The travelers often arrive in Denver around April 20, in time for the annual marijuana celebration, and they stick around for the warmer months before moving down the road. Since 2014, there has been an increase in their numbers, said Denver police Cmdr. Tony Lopez, whose district includes downtown.

“They are intimidating those who want to enjoy the mall,” Hancock said.

White described the travelers as “aggressive and offensive” and said, “they’ve been disrespectful to even our police officers in uniforms to be honest with you. We’re at the point where enough is enough. We’re not going to tolerate it for one more second.”

See Violent confrontation on 16th Street Mall caught on video from Fox31 in Denver.

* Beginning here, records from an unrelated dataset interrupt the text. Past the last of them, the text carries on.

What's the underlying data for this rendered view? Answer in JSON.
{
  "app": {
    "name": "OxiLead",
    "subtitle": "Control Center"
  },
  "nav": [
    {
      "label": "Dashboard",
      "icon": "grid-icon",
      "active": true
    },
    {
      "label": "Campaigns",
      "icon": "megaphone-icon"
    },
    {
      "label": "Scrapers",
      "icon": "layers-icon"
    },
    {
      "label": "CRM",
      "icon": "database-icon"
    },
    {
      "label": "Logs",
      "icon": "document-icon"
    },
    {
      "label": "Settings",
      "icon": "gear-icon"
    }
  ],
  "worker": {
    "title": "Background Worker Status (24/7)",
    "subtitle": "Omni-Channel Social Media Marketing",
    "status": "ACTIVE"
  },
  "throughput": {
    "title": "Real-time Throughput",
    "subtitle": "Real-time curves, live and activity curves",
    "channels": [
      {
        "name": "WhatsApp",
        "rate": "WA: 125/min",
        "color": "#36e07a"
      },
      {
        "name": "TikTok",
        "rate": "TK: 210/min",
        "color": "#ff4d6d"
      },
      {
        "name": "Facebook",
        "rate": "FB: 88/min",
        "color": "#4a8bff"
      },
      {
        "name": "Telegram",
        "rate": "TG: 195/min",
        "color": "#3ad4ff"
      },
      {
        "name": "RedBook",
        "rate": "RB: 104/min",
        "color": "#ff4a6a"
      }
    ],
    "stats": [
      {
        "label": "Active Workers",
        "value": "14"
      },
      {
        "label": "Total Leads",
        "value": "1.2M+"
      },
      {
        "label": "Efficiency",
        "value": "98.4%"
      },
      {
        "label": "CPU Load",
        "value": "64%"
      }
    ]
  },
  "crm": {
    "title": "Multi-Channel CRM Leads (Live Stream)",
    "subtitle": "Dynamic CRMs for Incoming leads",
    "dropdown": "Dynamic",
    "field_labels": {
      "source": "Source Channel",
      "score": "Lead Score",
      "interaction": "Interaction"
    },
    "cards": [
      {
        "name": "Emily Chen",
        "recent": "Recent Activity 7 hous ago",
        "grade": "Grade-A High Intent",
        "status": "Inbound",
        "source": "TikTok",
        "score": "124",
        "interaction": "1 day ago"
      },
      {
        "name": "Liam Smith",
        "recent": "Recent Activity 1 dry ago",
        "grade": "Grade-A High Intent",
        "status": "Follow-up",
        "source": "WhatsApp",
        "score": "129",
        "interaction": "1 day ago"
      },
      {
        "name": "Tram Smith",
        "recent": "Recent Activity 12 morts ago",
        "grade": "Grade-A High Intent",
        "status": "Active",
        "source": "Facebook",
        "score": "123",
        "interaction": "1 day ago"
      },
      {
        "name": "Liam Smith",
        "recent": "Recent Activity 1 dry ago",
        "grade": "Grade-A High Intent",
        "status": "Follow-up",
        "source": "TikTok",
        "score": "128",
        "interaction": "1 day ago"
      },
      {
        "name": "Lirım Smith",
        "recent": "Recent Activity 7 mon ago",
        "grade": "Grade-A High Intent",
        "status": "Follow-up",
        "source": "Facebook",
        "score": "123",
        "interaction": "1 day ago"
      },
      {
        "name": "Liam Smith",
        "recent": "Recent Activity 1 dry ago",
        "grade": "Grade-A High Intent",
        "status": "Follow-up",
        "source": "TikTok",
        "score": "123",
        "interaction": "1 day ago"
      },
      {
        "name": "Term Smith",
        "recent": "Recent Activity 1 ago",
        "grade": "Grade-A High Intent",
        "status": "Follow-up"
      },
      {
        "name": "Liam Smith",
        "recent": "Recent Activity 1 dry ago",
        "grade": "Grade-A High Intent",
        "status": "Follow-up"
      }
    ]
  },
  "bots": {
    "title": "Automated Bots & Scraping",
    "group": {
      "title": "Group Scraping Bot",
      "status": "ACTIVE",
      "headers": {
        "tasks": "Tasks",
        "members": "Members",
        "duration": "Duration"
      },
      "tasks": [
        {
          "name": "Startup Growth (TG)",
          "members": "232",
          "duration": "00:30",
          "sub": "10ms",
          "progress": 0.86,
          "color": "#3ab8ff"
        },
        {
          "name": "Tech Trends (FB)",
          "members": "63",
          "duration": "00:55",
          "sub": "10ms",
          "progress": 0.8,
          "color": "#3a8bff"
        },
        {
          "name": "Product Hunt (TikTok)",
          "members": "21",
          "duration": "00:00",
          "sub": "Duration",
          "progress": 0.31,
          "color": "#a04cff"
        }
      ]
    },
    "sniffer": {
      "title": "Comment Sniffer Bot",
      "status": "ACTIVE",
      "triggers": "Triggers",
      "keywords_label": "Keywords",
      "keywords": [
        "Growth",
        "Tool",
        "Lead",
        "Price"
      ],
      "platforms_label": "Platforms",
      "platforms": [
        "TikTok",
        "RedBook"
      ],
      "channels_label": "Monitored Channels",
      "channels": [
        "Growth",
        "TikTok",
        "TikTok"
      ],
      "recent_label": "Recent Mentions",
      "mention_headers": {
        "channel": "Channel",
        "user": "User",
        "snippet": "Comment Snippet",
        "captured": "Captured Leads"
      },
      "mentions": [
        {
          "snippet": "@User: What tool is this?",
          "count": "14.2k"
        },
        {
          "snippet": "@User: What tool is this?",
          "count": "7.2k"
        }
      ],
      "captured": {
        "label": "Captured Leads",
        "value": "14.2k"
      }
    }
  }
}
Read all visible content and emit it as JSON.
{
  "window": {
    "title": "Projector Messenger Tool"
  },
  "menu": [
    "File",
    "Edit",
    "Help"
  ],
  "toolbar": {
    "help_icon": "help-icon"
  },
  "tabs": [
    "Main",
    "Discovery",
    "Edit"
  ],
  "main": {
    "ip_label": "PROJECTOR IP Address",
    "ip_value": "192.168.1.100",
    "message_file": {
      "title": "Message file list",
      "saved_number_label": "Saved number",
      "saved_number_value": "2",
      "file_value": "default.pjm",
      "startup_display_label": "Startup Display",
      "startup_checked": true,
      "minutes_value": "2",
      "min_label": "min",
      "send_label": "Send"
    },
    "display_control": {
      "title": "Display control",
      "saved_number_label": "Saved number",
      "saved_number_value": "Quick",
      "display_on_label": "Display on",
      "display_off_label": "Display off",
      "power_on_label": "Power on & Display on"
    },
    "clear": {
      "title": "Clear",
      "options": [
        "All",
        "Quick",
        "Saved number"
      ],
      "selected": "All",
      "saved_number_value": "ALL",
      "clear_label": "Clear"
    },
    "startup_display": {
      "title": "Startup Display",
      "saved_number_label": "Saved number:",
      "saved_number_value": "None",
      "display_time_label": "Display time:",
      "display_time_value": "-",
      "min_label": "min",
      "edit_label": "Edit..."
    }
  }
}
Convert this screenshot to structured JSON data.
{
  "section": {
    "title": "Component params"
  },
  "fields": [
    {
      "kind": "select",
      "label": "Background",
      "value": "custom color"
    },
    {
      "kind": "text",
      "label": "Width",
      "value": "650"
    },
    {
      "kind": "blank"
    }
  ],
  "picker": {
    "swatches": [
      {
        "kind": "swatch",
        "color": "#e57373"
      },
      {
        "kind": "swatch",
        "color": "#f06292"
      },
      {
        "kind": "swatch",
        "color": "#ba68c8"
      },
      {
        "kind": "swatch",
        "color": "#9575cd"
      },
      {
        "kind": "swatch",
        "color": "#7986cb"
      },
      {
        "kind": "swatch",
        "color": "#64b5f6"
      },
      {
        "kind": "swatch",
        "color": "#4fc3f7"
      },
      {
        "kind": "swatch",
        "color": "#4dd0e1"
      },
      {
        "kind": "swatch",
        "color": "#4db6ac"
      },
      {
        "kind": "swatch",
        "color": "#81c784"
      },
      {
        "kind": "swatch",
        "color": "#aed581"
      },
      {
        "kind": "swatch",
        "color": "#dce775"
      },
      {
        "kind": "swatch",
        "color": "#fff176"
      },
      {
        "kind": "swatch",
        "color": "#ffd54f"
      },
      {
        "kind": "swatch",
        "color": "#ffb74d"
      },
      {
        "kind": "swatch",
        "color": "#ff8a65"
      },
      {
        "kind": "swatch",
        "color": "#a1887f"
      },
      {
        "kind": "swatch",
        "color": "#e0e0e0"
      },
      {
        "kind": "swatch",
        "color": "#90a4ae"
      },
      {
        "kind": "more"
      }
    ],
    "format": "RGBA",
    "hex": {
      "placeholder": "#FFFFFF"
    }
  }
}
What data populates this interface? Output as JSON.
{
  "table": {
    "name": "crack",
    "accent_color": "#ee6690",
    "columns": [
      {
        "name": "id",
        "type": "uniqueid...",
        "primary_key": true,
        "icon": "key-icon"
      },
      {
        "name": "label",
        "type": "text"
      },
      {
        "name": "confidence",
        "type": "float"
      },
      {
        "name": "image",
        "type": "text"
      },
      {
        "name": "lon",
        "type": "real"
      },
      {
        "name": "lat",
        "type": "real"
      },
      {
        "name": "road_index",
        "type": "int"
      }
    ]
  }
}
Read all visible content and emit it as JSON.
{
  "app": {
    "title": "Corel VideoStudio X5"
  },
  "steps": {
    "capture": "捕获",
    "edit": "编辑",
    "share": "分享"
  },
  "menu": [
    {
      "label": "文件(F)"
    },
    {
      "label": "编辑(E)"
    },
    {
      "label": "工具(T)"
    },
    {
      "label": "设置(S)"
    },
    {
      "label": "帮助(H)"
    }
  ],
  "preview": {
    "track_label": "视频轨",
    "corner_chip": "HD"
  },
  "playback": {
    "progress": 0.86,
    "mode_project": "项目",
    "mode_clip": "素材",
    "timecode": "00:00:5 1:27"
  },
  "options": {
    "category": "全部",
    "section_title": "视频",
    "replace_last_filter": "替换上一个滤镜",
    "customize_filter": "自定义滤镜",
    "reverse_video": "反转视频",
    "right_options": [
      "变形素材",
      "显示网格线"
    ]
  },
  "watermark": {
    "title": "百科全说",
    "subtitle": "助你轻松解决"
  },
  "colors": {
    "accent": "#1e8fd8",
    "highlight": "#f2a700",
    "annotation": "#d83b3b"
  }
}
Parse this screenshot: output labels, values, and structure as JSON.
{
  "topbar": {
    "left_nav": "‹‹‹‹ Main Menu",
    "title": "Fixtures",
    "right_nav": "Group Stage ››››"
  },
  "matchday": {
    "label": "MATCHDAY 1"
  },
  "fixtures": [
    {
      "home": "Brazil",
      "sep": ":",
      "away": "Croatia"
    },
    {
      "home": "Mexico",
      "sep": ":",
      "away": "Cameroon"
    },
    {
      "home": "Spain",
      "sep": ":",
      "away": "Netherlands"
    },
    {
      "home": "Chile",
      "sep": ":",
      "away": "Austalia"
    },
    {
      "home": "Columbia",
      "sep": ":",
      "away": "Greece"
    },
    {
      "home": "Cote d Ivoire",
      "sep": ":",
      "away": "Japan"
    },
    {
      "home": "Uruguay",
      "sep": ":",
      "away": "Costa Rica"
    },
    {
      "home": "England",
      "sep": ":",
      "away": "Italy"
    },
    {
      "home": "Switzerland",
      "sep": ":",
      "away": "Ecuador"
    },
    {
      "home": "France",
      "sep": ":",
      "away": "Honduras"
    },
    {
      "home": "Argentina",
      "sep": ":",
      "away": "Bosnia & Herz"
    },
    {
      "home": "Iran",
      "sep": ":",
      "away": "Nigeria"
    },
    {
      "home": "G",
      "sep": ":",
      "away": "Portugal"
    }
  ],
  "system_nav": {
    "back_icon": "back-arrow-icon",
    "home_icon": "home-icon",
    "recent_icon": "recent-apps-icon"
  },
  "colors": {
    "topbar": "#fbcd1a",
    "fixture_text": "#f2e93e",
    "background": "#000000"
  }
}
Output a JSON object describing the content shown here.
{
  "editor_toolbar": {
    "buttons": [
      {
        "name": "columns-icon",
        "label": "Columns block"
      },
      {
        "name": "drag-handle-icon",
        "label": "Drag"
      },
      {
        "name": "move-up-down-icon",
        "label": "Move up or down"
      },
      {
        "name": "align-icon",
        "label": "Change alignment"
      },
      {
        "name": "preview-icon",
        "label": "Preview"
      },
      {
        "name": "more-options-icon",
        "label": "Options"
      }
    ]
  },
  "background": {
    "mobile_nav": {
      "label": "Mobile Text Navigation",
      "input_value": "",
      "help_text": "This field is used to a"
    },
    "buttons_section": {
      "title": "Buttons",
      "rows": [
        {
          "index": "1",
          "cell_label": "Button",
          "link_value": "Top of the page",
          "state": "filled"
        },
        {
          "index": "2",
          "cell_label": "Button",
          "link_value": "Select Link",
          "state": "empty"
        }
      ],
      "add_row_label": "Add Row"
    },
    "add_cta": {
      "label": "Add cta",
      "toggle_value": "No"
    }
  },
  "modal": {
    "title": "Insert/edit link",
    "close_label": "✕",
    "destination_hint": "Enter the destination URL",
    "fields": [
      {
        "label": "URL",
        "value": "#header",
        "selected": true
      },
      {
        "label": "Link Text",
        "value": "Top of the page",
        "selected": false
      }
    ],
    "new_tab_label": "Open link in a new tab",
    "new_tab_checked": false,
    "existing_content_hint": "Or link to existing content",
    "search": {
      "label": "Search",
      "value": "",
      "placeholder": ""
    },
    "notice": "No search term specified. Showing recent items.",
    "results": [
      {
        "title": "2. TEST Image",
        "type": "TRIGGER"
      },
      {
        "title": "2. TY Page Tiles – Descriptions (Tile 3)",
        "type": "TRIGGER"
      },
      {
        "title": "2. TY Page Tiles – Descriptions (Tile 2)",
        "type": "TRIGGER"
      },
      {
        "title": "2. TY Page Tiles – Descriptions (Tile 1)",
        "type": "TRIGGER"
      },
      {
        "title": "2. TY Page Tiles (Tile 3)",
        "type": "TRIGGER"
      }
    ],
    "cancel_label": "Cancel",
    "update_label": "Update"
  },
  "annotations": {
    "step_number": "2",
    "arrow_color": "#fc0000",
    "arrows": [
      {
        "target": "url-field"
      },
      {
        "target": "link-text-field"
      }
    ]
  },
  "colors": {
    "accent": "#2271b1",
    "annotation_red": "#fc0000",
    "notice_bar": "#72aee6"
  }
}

This is the same situation Boulder has been struggling with for years, with transient predators committing violent crimes such as rapes and stabbings; other homeless people they perceive as weaker are frequently their victims. Most of the troublemakers in Denver also travel here to our fair city, filling all available emergency shelter space in wintertime and consuming other resources. Unfortunately, Boulder’s homeless shelter / services industry refuses to require valid photo ID with a Boulder County address and instead serves anybody who can stagger through the door, including sex offenders from other states. MORE HOMELESS PEOPLE = MORE MONEY.

Enabler-in-chief of the worst-behaved transients, heading an organization which spends millions of dollars annually at the same time the number of homeless in Boulder is increasing. And Bridge House has plenty of company:


“Sexually Violent Predator” Kerry Whitfield is from Denver.

I doubt any serious crackdown will ever occur in Boulder until one of the elites falls victim. Then, the do-gooders just might wake up to reality!


Parents in the Dakota Ridge neighborhood please take note, and more


By Max R. Weller

These are the two white males I referred to in my previous post:



There are many other registered sex offenders (including child molesters) who either stay in the First Step/Transition Program at Boulder Shelter for the Homeless, 4869 N. Broadway, or who use it as a mailing address and for morning services like showers, breakfast, locker access, etc. See the Boulder PD online sex offender registry.

I provide this info solely so that those citizens living in the neighborhood can be wary of the dangers present. I am firmly opposed to vigilantism in any case. However, feel free to join me in both spoken and written criticism of the apologists/enablers at BSH, who literally don’t give a damn about being good neighbors.

You kindhearted passersby on the corner of U.S. 36 who have been handing out cash to Messrs. Funk and Gibson might want to reconsider your generosity . . .

It’s time once again for Boulder PD to evict all of the RV squatters who have been illegally parking their broken-down vehicles — and living in them both day and night, also illegal within the city limits — on Front Range Dr. directly to the west of Boulder Shelter for the Homeless. This is an annual occurrence, but the police seem to be a bit behind schedule dealing with it in 2015.

I have an idea for another short story, which would be based on real events playing out over the course of the next few months. It would require the help of others directly involved, so we’ll see what happens.

Count the motor vehicles in this photo, then count the bicycles, then tell me what mind-altering substances the city’s transportation planners are ingesting:

Emily Ely rides toward downtown Boulder last week after the city completed its

Emily Ely rides toward downtown Boulder last week after the city completed its “right-sizing” lane changes on Folsom Street. (Paul Aiken / Staff Photographer)

I think they might be overdosing on ‘shrooms, even though they’ve decided to delay WRONG-SIZING at Iris & 63rd.

Tonight at my campsite: Sausage gravy on white bread (since the biscuits at King Soopers are terrible).